This blog entry is part two of a four part series from Kevin Simpson entitled The Ultimate Sales Process Dissection: Divide to Multiply for Results. In today’s business world the sales process is being more and more skimmed over as more and more companies rely upon digital marketing to bring customers all the way across the finish line. However, we have identified 4 main components of the sales process where we are seeing serious companies focus serious effort into maximizing every last drop of the content and context in the customer journey. Enjoy.


In my last blog I discussed both the importance and the failures companies are having with their lead generation databases, and the limits of not having a robust and maintained CRM.


I want to start of this blog with a simple example I thought about after watching my wife master the art of making San Francisco sourdough bread. Having tried to bake myself I know how hard it is, but making bread is different than simply baking.


There is a more simple yet complex science to it. And it takes a while to master.

On paper it looks easy. Yet, there are only three core components.



Gas to heat the oven


Too little yeast – the bread doesn’t rise

Too much flower – the bread becomes a brick and is inedible

No gas, well this goes without saying


So back to your own marketing efforts around lead generation. What is your recipe – and what the hell does yeast have to do with marketing anyway? As business coaches we spend a lot of time making proverbial bread with our clients and there is one thing we have learned that is more important than anything else, it is this:




In the simple recipe of bread, yeast is 1/100 the quantity of the floor – almost nothing – but without it you have nothing, the bread won’t rise and even if it starts it will simply and eventually collapse on itself. In your marking content your yeast must be your message. It must be bold, powerful and it must be finely tuned to what your audience what’s – even if they don’t know it yet. No message, no message, no message, no message – keep saying that to yourself until you find something that inspires you, because if you can’t inspire yourself by your own message how do you expect your potential customer to ever be inspired?

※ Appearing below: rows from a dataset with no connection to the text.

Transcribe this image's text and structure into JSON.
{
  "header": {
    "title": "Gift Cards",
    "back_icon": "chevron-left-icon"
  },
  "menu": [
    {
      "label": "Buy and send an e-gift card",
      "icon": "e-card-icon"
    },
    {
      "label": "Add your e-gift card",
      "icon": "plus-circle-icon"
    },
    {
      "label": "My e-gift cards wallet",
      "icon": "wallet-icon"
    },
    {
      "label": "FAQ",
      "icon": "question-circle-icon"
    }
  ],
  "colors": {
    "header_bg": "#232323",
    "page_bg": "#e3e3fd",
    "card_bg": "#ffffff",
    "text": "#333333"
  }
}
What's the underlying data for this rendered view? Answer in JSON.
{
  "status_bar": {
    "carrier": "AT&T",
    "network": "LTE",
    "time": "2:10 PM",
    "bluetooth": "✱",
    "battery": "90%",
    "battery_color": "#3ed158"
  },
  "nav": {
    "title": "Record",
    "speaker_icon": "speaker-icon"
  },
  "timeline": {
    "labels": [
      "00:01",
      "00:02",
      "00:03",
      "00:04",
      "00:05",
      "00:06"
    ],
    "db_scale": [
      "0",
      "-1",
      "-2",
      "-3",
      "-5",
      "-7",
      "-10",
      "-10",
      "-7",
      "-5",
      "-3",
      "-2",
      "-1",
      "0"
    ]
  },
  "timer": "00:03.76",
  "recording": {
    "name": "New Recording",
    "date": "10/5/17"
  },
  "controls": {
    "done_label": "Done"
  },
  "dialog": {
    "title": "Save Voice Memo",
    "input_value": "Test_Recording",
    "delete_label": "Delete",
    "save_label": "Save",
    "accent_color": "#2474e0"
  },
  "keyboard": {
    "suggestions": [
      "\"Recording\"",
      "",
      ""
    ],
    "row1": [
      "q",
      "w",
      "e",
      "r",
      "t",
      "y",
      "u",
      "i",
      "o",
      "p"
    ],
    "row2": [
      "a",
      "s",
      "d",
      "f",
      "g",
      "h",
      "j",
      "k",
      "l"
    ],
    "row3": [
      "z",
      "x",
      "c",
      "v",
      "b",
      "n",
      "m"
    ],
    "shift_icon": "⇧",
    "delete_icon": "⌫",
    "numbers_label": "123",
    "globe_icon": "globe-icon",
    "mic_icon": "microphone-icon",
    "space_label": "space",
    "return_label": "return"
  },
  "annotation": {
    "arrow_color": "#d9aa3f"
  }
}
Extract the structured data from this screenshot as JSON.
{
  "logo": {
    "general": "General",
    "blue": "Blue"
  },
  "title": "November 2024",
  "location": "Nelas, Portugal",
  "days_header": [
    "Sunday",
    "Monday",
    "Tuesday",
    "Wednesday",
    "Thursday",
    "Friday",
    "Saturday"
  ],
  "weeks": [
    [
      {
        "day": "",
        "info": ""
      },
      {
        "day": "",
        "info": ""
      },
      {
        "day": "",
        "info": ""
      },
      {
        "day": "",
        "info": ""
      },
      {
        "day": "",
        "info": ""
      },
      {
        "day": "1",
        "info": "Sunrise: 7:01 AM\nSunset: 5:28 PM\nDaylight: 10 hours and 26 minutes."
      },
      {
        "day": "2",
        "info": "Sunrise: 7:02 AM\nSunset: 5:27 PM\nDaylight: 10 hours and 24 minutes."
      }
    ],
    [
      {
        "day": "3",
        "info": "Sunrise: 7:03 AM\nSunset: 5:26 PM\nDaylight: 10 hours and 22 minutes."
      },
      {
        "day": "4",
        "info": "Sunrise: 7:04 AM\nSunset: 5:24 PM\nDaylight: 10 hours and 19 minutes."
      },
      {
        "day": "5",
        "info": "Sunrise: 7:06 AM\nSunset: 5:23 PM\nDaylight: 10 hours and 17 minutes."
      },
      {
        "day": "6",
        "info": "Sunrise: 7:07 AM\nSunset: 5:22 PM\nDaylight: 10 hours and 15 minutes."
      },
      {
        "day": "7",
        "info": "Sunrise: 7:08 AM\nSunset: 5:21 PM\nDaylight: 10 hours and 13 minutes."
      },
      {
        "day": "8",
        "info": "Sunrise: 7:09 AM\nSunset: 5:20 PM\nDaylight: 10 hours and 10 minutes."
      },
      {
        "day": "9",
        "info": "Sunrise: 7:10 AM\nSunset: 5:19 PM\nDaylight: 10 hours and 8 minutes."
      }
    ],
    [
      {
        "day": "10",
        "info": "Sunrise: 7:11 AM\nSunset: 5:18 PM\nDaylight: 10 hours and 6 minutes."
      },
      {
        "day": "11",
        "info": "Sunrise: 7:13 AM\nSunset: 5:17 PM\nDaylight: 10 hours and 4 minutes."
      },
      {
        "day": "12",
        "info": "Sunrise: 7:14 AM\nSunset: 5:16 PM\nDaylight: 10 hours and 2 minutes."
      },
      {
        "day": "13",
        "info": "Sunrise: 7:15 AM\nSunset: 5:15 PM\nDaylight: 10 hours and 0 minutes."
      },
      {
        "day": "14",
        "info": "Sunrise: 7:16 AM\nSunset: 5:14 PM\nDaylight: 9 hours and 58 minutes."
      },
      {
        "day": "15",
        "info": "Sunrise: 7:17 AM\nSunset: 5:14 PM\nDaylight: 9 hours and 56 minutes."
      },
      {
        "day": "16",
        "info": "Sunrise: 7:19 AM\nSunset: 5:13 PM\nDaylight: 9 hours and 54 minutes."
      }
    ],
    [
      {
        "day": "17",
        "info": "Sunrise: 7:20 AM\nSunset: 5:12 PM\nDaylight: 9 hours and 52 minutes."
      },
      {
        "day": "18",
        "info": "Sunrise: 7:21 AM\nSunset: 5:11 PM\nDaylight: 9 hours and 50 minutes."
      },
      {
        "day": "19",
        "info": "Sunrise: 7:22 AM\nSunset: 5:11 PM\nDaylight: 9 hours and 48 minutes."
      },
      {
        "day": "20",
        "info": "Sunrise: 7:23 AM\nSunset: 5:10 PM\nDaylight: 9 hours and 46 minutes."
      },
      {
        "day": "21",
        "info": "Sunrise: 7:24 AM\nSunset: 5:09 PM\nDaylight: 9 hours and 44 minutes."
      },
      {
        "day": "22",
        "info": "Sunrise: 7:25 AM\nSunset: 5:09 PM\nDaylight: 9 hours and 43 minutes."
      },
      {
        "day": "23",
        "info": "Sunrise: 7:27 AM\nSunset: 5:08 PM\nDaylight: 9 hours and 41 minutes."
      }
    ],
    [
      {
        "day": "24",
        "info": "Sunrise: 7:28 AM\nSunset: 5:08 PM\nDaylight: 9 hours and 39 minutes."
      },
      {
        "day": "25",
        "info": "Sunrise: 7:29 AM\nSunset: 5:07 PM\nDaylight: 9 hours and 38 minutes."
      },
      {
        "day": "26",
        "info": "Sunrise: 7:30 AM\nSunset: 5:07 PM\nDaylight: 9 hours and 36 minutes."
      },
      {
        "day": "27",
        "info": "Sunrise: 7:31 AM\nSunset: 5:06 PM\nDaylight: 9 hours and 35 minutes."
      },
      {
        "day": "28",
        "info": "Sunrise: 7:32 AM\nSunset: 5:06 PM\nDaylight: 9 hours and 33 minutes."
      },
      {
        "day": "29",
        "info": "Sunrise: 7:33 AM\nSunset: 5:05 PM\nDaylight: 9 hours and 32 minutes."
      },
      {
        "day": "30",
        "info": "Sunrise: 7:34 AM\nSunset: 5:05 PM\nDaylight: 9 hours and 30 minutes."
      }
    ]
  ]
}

We spend too much time on the flour – the content – we worry about how much we have, how much we need, the mass of it, the details. But with out the yeast there is nothing to kick-start the process and for sure nothing that reacts and interacts with the audience.

Here are three simple rules to making sure you have yeast in your marketing content:


1. It feels like you fired a gun to start the race when you read it. It breaks the silence. Be bold. Be real. This is more Don Draper than Walt Disney. Challenge your audience. Don’t be afraid they won’t like it – those people are not your customers anyway.


2. Ask your raving fans to rate your message. Go to the people that already love you. Don’t simply ask them “do you like it?”, ask them to remember the time before they knew how much your product or service would impact them and ask them to look at your message through those eyes. Thank God they are already clients – thank God! Simply just ask them -“forget about what you know and how you feel about us now – would this message been the right one, or been on point enough to catch your eye, to inspire you enough to lead you to us – to get you to where you are with us today?”


3. It should be 1/100 in volume to your content. If it takes more than a teaspoon it’s not good yeast and it won’t work


The flour will come. Most of you are already good at creating content – just make sure it is error free and actually reinforces the message you planted. Don’t go overboard. Think about the personality types of your typical customers. Are they creatives who won’t read more than 5 lines and would rather see a video? Are they cognitives that need details, graphs and testimonials, or are they decision makers that want the cold, hard and raw truth. Fast without any sugar coating.


DO NOT forget about the gas. This is your true marketing budget. Don’t think clever writing was ever enough to get your message heard. Establish a budget and make it a real number. Ask yourself ‘is this an investment or am I just sticking my toe in the water”


If you can’t answer this one question:

Is my marketing making me money or costing me money??


You are not there yet and need the help of a good marketing person, a business coach or both.


The Beatles went from relative nobodies in England to one of the world’s top acts because Capital records spent a small fortune during that time in marketing money to promote them. They went from  0 to viral in 6 Weeks. What are you prepared to spend to do that?

Getting your marketing message right is hard. Just like baking the perfect sourdough loaf like my wife does is hard. Be glad. Celebrate that. If it was easy there would be a bakery on every corner.